____ Records supplied

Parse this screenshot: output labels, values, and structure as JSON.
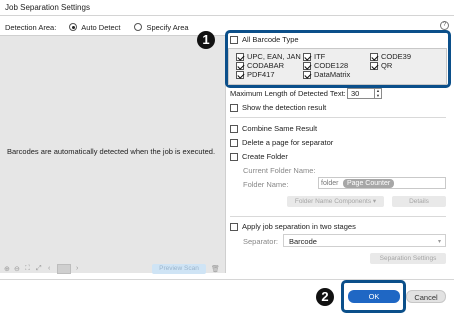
{
  "window": {
    "title": "Job Separation Settings"
  },
  "detection": {
    "label": "Detection Area:",
    "auto_label": "Auto Detect",
    "specify_label": "Specify Area",
    "selected": "Auto Detect"
  },
  "preview": {
    "message": "Barcodes are automatically detected when the job is executed.",
    "preview_scan_label": "Preview Scan"
  },
  "barcode": {
    "all_label": "All Barcode Type",
    "all_checked": false,
    "types": [
      {
        "label": "UPC, EAN, JAN",
        "checked": true
      },
      {
        "label": "ITF",
        "checked": true
      },
      {
        "label": "CODE39",
        "checked": true
      },
      {
        "label": "CODABAR",
        "checked": true
      },
      {
        "label": "CODE128",
        "checked": true
      },
      {
        "label": "QR",
        "checked": true
      },
      {
        "label": "PDF417",
        "checked": true
      },
      {
        "label": "DataMatrix",
        "checked": true
      }
    ]
  },
  "options": {
    "max_length_label": "Maximum Length of Detected Text:",
    "max_length_value": "30",
    "show_result_label": "Show the detection result",
    "combine_label": "Combine Same Result",
    "delete_page_label": "Delete a page for separator",
    "create_folder_label": "Create Folder",
    "current_folder_label": "Current Folder Name:",
    "folder_name_label": "Folder Name:",
    "folder_prefix": "folder",
    "folder_token": "Page Counter",
    "folder_components_label": "Folder Name Components",
    "details_label": "Details",
    "two_stage_label": "Apply job separation in two stages",
    "separator_label": "Separator:",
    "separator_value": "Barcode",
    "separation_settings_label": "Separation Settings"
  },
  "markers": {
    "one": "1",
    "two": "2"
  },
  "footer": {
    "ok_label": "OK",
    "cancel_label": "Cancel"
  },
  "colors": {
    "highlight": "#0b4f8a",
    "primary": "#1f67c4"
  }
}
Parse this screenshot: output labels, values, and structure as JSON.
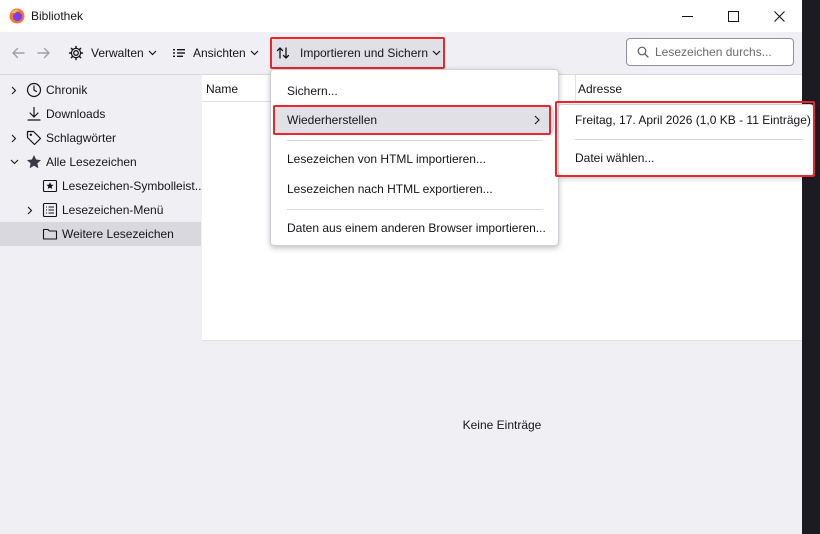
{
  "window": {
    "title": "Bibliothek"
  },
  "toolbar": {
    "organize_label": "Verwalten",
    "views_label": "Ansichten",
    "import_label": "Importieren und Sichern",
    "search_placeholder": "Lesezeichen durchs..."
  },
  "sidebar": {
    "items": [
      {
        "label": "Chronik",
        "icon": "clock-icon"
      },
      {
        "label": "Downloads",
        "icon": "download-icon"
      },
      {
        "label": "Schlagwörter",
        "icon": "tag-icon"
      },
      {
        "label": "Alle Lesezeichen",
        "icon": "star-icon"
      },
      {
        "label": "Lesezeichen-Symbolleist...",
        "icon": "bookmarks-toolbar-icon"
      },
      {
        "label": "Lesezeichen-Menü",
        "icon": "bookmarks-menu-icon"
      },
      {
        "label": "Weitere Lesezeichen",
        "icon": "folder-icon"
      }
    ]
  },
  "table": {
    "columns": [
      "Name",
      "Adresse"
    ],
    "empty_text": "Keine Einträge"
  },
  "import_menu": {
    "items": [
      {
        "label": "Sichern..."
      },
      {
        "label": "Wiederherstellen"
      },
      {
        "label": "Lesezeichen von HTML importieren..."
      },
      {
        "label": "Lesezeichen nach HTML exportieren..."
      },
      {
        "label": "Daten aus einem anderen Browser importieren..."
      }
    ]
  },
  "restore_menu": {
    "items": [
      {
        "label": "Freitag, 17. April 2026 (1,0 KB - 11 Einträge)"
      },
      {
        "label": "Datei wählen..."
      }
    ]
  },
  "colors": {
    "highlight": "#e8262b",
    "accent": "#ff7139"
  }
}
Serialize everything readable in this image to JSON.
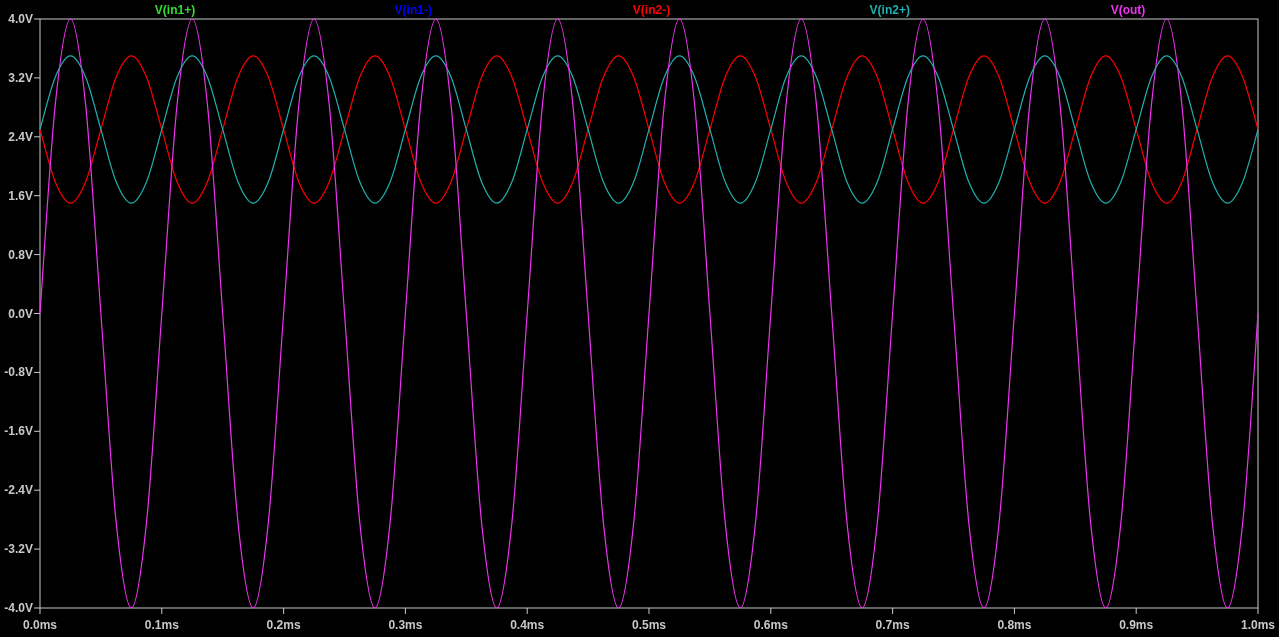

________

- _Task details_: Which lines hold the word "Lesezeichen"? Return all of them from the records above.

- _Written answer_:
    "search_placeholder": "Lesezeichen durchs..."
        "label": "Alle Lesezeichen",
        "label": "Lesezeichen-Symbolleist...",
        "label": "Lesezeichen-Menü",
        "label": "Weitere Lesezeichen",
        "label": "Lesezeichen von HTML importieren..."
        "label": "Lesezeichen nach HTML exportieren..."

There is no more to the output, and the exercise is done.